Anyway, that’s where I am with things right now. I’m a bit into the first draft of Zero Breakers, and generally liking how the whole thing is coming along.
A while back I took advantage of an Amazon Lightning Deal to get a PlayStation TV, which in case you don’t know is basically the guts of a Vita in a little box that plugs into your TV. The selection of games for it is relatively limited, but includes a fair amount of JRPGs, including Persona 3 Portable (by way of getting the PSP version through PSN) and Persona 4 Golden. They wound up being among the more compelling video game experiences I’ve had ever, and I can definitely see why a Persona-inspired tabletop RPG is kind of a holy grail for a lot of gamers.
I’ve been reading Steward Woods’ Eurogames, a book that aims to lay out an overview of the origins, design trends, and culture around German-style board games. There’s a lot of interesting stuff there, but one thing in particular that stands out is the discussion of how different types of games use randomness.
In board games in general, randomness is optional, but people view it as having a certain kind of value, in that it prevents pure skill from being too dominant (so a wider range of people can enjoy the game) and it can add replay value through random variety. There’s a spectrum of randomness, with games of pure skill like chess on one end, and games of pure chance like Chutes & Ladders on the other, and most games living somewhere in the middle. That alone is a stark contrast to RPGs, where with a few exceptions, people tend to regard randomness as simply non-optional.
There are several different things that divide eurogames from tabletop games of other design traditions, but one of the big ones is not the presence of randomness, but rather the ways in which games use randomness. Wargames seek to simulate war, and war is unpredictable. Competent generals do what they can to improve their chances of success, to tilt the die roll in their favor, but the realities are such that it makes sense that there’s a random component to the success or failure of whatever you attempt to do. D&D took up this approach to randomness, where you choose a course of action and then see if it succeeds, presumably from its wargame antecedents, and (partly but not entirely due to D&D’s massive influence), it’s become deeply ingrained in hobby games in the English-speaking world in general, including RPGs, and that in turn has greatly influenced video games. In contrast, by and large eurogames use randomness to determine what options you have in front of you, but don’t leave you to roll the dice to determine if they succeed.

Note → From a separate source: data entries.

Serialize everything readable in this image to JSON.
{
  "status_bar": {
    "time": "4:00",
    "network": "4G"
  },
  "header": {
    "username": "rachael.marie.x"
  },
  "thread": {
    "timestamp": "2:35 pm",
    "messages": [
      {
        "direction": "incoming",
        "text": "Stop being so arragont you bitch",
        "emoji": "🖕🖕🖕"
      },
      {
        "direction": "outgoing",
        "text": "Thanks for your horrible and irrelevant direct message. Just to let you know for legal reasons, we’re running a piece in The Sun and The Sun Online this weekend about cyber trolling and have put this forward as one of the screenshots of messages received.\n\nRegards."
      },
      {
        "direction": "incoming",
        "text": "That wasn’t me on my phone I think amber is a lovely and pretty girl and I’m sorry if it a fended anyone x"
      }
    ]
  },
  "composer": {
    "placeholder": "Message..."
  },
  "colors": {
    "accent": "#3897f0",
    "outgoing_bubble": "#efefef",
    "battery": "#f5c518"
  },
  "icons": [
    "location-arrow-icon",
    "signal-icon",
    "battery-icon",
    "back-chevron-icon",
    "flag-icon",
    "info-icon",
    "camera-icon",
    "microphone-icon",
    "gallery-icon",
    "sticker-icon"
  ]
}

In Catan (to pick a well-known example) you roll dice to see what materials the players accrue, but there’s no roll to see if you can successfully build a city. Once you meet the requirements, you can get a city, and that’s that.